By David Yount
JOPLIN, Mo. —
The most potent challenges to religious faith in the millennium are subjective. During the last century, the world flirted with secular ideologies, including communism and fascism. All of them failed as substitutes for religion.
Although there are still no attractive alternatives to religion, men and women of good faith can suffer from a sense of their aloneness in the universe and their awareness of how badly people treat one another.
I continue to be impressed that people who suffer tragedy rarely blame or deny God for their misfortunes. Instead, they typically thank God that their losses were not worse, and ask his help in rebuilding the lives he gave them.
Before Copernicus, the universe seemed to be just large enough to display the grandeur of God, and just compact enough to make people feel at home at its center. When we discovered that the universe does not revolve around us, that fact alone seemed to diminish our importance in God’s scheme.
In recent memory we landed on the moon and sent probes through the solar system in efforts to explore the universe. Instead of confirming human genius, these successful adventures left many people bewildered by the vast emptiness of space and fearful of the fires of countless stars and the annihilating power of black holes.
Despite Albert Einstein’s reassurance to the contrary, many of our contemporaries suspect that relativity has made everything relative. Where can we find God in endless space? And where is our privileged place in God’s creation if there are other intelligent beings in the universe?
There was a time not so long ago when people truly feared God Ñ not only his punishment, but his power and majesty. Religious confidence relies on a creator who made the sun, the moon, the stars and even black holes. Our God does not seek to frighten us with these immensities, but only to astound us with his sense of adventure. God plays on the largest stage and on the grandest scale.

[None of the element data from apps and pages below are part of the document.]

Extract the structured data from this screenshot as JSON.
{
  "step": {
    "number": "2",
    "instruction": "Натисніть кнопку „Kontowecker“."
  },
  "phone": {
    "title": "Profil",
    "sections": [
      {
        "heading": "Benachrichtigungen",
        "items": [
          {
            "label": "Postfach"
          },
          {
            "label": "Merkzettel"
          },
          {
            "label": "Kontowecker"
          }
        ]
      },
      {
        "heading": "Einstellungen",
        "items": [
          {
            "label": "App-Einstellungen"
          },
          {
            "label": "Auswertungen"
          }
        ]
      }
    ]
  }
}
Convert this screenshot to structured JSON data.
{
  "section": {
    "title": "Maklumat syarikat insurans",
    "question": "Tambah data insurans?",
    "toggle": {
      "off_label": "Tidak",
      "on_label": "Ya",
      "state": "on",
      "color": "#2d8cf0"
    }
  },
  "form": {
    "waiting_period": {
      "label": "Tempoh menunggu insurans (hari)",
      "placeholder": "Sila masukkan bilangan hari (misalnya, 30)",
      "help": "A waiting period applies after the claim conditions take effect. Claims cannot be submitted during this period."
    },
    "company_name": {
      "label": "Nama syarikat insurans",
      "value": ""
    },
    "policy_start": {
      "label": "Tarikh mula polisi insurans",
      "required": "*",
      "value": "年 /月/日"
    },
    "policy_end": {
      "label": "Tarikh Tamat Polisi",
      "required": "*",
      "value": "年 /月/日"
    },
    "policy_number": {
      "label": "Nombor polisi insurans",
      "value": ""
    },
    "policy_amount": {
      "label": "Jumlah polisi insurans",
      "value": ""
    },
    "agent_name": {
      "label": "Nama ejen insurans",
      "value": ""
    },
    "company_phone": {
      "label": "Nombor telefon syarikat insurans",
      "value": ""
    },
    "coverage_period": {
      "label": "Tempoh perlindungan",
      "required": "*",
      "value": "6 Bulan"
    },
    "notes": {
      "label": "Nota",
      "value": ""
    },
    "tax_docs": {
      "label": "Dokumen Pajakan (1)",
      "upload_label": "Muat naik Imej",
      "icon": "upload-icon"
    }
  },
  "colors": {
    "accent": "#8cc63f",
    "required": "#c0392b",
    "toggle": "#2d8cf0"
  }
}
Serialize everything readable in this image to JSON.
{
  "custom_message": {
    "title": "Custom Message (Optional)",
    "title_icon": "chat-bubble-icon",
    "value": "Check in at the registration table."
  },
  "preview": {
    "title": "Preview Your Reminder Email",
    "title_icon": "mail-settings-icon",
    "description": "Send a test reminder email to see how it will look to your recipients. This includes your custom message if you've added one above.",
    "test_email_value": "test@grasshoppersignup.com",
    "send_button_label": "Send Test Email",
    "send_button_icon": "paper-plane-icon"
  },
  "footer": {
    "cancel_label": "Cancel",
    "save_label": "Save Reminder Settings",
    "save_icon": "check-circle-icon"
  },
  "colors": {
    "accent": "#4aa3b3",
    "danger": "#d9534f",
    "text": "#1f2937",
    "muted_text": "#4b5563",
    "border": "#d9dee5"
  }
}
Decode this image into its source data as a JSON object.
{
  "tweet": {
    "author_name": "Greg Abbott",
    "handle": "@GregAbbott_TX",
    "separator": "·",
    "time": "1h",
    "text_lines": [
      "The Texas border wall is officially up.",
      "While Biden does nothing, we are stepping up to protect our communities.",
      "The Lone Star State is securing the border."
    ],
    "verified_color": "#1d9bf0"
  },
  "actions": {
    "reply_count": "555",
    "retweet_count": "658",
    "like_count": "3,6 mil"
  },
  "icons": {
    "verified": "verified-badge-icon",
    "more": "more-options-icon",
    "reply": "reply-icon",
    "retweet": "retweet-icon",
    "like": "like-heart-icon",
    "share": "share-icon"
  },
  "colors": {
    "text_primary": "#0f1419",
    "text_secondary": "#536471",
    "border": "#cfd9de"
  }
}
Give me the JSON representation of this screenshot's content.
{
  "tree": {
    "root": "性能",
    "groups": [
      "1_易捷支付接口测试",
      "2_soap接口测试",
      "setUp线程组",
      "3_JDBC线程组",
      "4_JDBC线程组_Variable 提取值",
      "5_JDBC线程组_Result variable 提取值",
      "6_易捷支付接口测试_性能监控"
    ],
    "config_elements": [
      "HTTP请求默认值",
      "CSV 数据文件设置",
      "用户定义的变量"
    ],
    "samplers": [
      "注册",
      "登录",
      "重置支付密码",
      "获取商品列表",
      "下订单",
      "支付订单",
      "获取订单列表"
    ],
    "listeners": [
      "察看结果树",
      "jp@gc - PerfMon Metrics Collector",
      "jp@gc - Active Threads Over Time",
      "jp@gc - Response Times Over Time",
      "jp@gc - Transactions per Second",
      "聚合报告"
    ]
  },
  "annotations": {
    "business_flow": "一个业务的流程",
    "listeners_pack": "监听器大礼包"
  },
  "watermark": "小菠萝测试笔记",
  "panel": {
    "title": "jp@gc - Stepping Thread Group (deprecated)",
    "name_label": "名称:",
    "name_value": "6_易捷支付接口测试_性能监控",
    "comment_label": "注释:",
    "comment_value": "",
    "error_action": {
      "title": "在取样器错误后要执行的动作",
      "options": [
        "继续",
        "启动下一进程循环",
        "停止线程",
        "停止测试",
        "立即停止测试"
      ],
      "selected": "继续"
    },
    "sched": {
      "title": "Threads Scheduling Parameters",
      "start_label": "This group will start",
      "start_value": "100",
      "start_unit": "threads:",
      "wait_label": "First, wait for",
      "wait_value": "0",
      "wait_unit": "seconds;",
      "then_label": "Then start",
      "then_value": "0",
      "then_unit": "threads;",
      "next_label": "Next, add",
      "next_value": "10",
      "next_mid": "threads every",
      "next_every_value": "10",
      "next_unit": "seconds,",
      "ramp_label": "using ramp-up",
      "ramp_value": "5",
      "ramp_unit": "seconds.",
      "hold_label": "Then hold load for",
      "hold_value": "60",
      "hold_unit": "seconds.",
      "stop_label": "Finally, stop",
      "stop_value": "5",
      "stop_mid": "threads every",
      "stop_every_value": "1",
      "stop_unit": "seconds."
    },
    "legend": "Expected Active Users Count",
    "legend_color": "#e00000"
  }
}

Many of us are appalled by the apparent waste in nature Ñ so much life, and over so soon. From God’s point of view, this is simply abundance. Life springs from death, and life goes on. People might feel more comfortable playing roles in a one-set drawing-room comedy; instead, we find ourselves every day in a titanic spectacle with a cast of billions.
That fact can be unsettling unless we consider the reliability of our divine director and set designer. From God’s point of view, no man, woman or child plays a bit part in the drama of life. Rather, each of us enjoys top billing.
As a young child, I was frightened by bridges and skyscrapers, and intimidated by adults and strangers. It is only natural for children to feel small and helpless, because that is what they are. But as adults we can learn to appreciate the immensity of God’s imagination and even to relish the unexpected as a foretaste of the endless adventure that our eternity will be in the company of our creator.
DAVID YOUNT is the author of 14 books. He answers readers at P.O. Box 2758, Woodbridge, VA 22195 and dyount31@ verizon.net.